**Working data**.
[Start of section]
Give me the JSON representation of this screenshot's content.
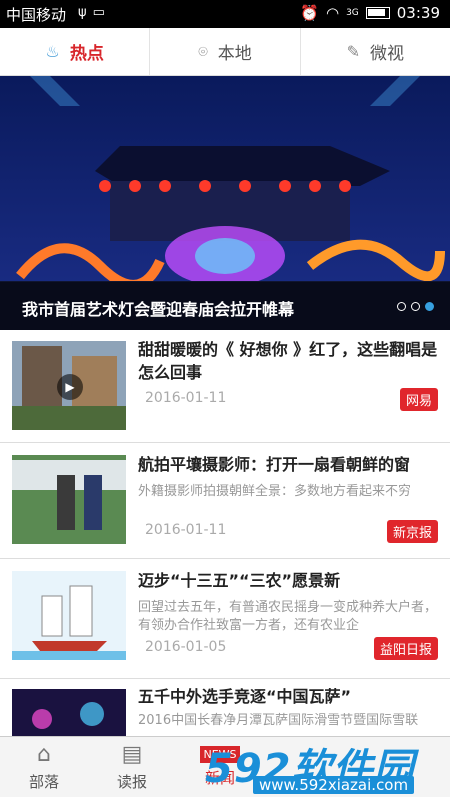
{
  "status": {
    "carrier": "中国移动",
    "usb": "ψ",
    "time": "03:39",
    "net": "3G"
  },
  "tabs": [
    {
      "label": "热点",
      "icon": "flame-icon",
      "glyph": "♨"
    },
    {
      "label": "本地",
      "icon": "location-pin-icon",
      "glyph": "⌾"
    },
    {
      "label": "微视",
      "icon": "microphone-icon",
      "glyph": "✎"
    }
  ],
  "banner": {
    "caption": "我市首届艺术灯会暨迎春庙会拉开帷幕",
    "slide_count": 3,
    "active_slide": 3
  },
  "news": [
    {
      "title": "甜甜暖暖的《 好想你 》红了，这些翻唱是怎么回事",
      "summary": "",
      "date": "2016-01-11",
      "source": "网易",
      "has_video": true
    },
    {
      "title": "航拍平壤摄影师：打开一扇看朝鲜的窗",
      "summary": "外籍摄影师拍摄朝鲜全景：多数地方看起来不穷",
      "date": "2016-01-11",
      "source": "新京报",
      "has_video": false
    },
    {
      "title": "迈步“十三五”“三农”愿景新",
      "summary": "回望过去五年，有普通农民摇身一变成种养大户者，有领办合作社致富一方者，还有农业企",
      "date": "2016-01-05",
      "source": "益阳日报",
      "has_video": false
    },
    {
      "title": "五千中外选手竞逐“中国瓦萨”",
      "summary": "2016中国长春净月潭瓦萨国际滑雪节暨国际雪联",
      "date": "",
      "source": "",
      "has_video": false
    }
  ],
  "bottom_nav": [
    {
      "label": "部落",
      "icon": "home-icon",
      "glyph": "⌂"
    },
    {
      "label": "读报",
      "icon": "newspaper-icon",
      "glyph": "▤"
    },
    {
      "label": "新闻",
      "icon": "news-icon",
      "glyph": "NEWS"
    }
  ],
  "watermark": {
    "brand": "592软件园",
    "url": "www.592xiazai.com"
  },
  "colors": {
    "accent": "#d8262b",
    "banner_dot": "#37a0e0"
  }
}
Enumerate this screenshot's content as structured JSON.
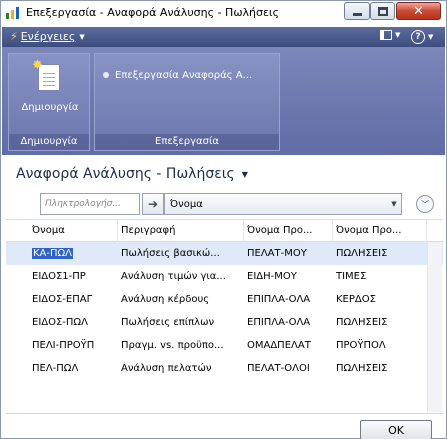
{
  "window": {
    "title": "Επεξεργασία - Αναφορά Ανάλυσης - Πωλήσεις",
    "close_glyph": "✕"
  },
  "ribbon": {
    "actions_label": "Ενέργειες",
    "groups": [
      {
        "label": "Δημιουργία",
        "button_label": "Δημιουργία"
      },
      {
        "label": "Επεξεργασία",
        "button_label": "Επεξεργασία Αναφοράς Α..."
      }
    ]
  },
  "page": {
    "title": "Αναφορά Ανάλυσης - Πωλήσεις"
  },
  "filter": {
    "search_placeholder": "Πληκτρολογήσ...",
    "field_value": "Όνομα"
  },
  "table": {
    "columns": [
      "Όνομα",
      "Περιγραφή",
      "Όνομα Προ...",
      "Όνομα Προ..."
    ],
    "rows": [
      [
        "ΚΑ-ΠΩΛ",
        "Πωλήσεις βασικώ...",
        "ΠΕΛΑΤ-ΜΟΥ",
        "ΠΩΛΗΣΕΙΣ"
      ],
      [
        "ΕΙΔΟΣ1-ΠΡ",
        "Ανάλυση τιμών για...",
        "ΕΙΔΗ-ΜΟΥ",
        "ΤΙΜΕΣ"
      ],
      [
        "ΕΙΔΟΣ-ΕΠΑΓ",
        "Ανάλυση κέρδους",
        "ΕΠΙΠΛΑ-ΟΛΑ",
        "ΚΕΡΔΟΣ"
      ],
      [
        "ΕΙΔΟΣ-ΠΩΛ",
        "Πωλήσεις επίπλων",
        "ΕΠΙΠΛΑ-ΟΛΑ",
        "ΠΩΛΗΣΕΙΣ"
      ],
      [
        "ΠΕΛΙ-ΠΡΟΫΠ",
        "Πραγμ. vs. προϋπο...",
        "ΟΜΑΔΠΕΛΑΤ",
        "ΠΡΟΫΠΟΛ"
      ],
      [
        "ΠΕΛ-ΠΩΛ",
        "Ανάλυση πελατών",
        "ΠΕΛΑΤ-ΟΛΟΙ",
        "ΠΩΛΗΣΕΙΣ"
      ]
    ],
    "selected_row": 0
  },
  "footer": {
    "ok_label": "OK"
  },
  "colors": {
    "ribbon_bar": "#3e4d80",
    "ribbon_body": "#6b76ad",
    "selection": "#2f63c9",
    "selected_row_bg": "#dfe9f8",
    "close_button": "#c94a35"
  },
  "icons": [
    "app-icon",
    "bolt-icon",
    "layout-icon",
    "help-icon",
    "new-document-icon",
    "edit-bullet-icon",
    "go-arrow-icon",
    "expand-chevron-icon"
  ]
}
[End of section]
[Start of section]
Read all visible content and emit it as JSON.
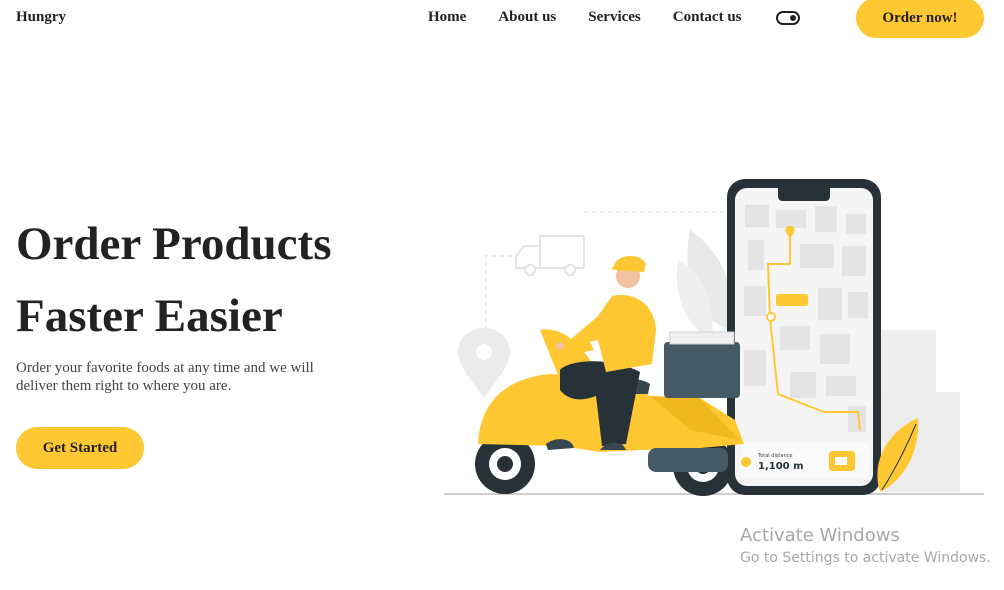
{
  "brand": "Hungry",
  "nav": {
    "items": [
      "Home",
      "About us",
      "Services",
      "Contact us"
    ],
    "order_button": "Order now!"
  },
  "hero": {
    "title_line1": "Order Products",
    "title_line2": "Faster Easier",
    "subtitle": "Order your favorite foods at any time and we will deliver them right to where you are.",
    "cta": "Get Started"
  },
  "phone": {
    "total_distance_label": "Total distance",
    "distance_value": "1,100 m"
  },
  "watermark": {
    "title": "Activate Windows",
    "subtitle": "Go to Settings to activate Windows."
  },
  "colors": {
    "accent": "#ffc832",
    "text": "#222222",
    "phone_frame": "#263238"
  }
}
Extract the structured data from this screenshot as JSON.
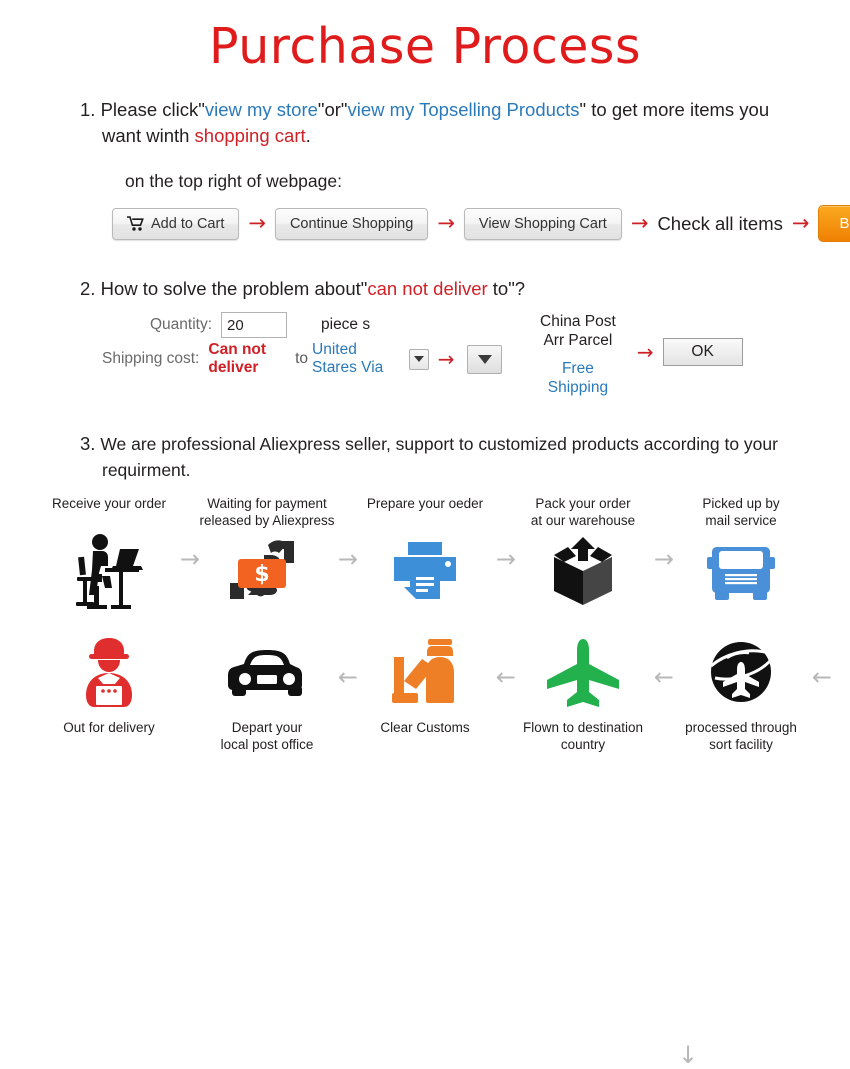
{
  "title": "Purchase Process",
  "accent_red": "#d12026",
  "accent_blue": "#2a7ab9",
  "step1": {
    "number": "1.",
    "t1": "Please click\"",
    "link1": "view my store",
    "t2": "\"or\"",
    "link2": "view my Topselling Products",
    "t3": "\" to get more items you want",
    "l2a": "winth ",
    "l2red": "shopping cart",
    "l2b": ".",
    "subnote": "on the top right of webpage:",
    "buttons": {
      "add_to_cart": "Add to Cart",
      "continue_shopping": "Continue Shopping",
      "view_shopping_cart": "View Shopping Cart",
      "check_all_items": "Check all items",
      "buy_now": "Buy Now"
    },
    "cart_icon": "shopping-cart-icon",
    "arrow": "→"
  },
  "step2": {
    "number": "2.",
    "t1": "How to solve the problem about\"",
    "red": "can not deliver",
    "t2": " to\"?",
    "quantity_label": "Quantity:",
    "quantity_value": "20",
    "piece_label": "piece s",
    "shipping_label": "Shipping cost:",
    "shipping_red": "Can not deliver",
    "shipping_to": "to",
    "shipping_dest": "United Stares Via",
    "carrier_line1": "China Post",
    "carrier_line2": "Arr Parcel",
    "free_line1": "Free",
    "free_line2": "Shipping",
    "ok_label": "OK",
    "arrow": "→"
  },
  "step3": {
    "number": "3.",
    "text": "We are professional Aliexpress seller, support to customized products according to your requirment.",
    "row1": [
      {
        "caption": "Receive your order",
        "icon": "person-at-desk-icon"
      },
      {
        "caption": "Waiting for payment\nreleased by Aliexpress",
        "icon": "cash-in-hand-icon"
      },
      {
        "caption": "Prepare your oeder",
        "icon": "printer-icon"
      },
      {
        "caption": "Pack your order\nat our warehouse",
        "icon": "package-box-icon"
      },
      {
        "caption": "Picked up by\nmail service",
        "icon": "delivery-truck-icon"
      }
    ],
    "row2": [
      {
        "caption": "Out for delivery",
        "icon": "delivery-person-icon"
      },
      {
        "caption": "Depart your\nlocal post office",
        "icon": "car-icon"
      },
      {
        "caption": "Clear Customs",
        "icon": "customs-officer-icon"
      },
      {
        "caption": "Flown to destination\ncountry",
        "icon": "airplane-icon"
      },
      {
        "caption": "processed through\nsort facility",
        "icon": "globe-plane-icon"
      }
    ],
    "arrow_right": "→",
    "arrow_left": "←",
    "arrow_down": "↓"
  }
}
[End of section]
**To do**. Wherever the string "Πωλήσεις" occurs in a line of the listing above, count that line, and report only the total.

**Result below**. 4